- Work task
Each entry must be output once more without any change.

(Stored entries)
┄┄┄┄┄┄┄┄┄┄

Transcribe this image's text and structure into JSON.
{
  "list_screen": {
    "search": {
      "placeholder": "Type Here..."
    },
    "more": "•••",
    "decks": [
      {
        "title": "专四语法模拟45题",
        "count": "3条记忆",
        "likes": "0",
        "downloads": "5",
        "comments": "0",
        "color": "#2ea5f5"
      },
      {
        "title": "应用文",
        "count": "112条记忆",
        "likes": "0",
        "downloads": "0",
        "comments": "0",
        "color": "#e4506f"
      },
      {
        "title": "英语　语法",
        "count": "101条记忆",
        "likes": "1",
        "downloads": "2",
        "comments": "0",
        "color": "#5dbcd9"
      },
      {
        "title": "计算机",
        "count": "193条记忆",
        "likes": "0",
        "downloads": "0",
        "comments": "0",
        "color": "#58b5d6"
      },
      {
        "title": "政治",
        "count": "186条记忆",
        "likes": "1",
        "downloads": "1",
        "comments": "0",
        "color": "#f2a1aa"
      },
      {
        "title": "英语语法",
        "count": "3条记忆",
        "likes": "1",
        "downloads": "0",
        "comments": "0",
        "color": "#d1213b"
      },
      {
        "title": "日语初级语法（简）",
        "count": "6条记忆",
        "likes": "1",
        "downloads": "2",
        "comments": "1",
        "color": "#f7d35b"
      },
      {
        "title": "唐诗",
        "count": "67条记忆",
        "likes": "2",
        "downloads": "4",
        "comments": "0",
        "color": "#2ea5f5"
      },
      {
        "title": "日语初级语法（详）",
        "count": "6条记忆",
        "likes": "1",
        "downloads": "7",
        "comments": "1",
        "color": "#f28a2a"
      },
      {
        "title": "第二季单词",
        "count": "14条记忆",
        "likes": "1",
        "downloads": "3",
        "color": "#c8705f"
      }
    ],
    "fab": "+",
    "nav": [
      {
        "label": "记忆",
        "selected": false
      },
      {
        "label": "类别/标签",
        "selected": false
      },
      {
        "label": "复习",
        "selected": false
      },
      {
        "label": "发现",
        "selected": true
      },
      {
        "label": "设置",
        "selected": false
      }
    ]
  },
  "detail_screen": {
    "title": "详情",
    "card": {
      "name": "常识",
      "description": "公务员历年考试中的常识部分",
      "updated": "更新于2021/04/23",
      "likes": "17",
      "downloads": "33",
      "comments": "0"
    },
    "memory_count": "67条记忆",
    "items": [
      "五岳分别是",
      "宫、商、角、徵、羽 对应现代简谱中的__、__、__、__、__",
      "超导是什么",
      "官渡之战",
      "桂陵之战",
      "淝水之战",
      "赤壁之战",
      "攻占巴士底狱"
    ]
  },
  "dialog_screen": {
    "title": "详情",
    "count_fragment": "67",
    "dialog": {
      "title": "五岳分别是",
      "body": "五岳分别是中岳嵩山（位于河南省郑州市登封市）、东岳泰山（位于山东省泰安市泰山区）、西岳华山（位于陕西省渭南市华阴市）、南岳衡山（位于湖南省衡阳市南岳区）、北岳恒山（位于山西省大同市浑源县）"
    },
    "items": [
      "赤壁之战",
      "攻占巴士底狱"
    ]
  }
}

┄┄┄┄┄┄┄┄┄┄

- Answer section
Transcribe this image's text and structure into JSON.
{
  "list_screen": {
    "search": {
      "placeholder": "Type Here..."
    },
    "more": "•••",
    "decks": [
      {
        "title": "专四语法模拟45题",
        "count": "3条记忆",
        "likes": "0",
        "downloads": "5",
        "comments": "0",
        "color": "#2ea5f5"
      },
      {
        "title": "应用文",
        "count": "112条记忆",
        "likes": "0",
        "downloads": "0",
        "comments": "0",
        "color": "#e4506f"
      },
      {
        "title": "英语　语法",
        "count": "101条记忆",
        "likes": "1",
        "downloads": "2",
        "comments": "0",
        "color": "#5dbcd9"
      },
      {
        "title": "计算机",
        "count": "193条记忆",
        "likes": "0",
        "downloads": "0",
        "comments": "0",
        "color": "#58b5d6"
      },
      {
        "title": "政治",
        "count": "186条记忆",
        "likes": "1",
        "downloads": "1",
        "comments": "0",
        "color": "#f2a1aa"
      },
      {
        "title": "英语语法",
        "count": "3条记忆",
        "likes": "1",
        "downloads": "0",
        "comments": "0",
        "color": "#d1213b"
      },
      {
        "title": "日语初级语法（简）",
        "count": "6条记忆",
        "likes": "1",
        "downloads": "2",
        "comments": "1",
        "color": "#f7d35b"
      },
      {
        "title": "唐诗",
        "count": "67条记忆",
        "likes": "2",
        "downloads": "4",
        "comments": "0",
        "color": "#2ea5f5"
      },
      {
        "title": "日语初级语法（详）",
        "count": "6条记忆",
        "likes": "1",
        "downloads": "7",
        "comments": "1",
        "color": "#f28a2a"
      },
      {
        "title": "第二季单词",
        "count": "14条记忆",
        "likes": "1",
        "downloads": "3",
        "color": "#c8705f"
      }
    ],
    "fab": "+",
    "nav": [
      {
        "label": "记忆",
        "selected": false
      },
      {
        "label": "类别/标签",
        "selected": false
      },
      {
        "label": "复习",
        "selected": false
      },
      {
        "label": "发现",
        "selected": true
      },
      {
        "label": "设置",
        "selected": false
      }
    ]
  },
  "detail_screen": {
    "title": "详情",
    "card": {
      "name": "常识",
      "description": "公务员历年考试中的常识部分",
      "updated": "更新于2021/04/23",
      "likes": "17",
      "downloads": "33",
      "comments": "0"
    },
    "memory_count": "67条记忆",
    "items": [
      "五岳分别是",
      "宫、商、角、徵、羽 对应现代简谱中的__、__、__、__、__",
      "超导是什么",
      "官渡之战",
      "桂陵之战",
      "淝水之战",
      "赤壁之战",
      "攻占巴士底狱"
    ]
  },
  "dialog_screen": {
    "title": "详情",
    "count_fragment": "67",
    "dialog": {
      "title": "五岳分别是",
      "body": "五岳分别是中岳嵩山（位于河南省郑州市登封市）、东岳泰山（位于山东省泰安市泰山区）、西岳华山（位于陕西省渭南市华阴市）、南岳衡山（位于湖南省衡阳市南岳区）、北岳恒山（位于山西省大同市浑源县）"
    },
    "items": [
      "赤壁之战",
      "攻占巴士底狱"
    ]
  }
}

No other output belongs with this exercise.